* _What to do_: The answer must consist of every line from the data that holds the string "JSON".

* _Stored data_:
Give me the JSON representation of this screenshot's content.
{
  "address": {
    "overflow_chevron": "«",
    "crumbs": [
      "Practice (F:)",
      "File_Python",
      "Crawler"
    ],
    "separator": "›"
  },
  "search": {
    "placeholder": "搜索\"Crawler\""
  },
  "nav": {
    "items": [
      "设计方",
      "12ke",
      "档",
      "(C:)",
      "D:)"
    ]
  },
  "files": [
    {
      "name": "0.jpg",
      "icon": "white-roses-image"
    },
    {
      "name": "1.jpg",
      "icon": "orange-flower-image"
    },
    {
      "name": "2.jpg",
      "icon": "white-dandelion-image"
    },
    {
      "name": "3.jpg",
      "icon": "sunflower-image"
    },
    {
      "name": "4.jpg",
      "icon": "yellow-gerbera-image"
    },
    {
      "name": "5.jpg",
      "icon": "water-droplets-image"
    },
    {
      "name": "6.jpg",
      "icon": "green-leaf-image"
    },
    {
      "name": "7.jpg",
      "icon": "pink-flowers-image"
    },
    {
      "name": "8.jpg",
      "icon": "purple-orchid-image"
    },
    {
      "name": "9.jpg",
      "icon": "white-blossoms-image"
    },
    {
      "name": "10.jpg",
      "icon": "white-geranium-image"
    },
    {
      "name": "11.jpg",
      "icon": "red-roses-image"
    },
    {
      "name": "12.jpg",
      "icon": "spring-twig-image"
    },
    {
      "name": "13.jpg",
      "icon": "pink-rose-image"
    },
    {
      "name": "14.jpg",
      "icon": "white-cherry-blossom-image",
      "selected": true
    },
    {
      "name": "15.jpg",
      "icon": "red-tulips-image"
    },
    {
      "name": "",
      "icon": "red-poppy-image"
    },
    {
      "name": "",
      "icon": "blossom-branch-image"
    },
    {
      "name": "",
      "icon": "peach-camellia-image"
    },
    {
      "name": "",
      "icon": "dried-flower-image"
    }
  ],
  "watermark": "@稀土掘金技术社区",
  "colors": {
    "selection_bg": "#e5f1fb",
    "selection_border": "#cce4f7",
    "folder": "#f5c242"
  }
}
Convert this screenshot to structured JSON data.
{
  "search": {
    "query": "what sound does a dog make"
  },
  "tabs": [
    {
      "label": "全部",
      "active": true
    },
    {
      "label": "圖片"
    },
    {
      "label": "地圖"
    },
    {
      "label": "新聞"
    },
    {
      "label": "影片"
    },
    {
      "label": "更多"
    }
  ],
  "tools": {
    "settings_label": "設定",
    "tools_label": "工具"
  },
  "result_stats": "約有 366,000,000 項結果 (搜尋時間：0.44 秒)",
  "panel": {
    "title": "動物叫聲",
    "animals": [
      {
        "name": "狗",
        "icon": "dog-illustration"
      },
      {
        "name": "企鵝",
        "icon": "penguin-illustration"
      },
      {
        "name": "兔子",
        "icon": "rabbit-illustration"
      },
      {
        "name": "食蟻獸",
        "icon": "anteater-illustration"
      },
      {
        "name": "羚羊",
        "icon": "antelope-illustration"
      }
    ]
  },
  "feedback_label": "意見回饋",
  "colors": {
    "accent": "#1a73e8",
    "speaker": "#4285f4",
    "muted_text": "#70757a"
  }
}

* _Response_:
Give me the JSON representation of this screenshot's content.
Convert this screenshot to structured JSON data.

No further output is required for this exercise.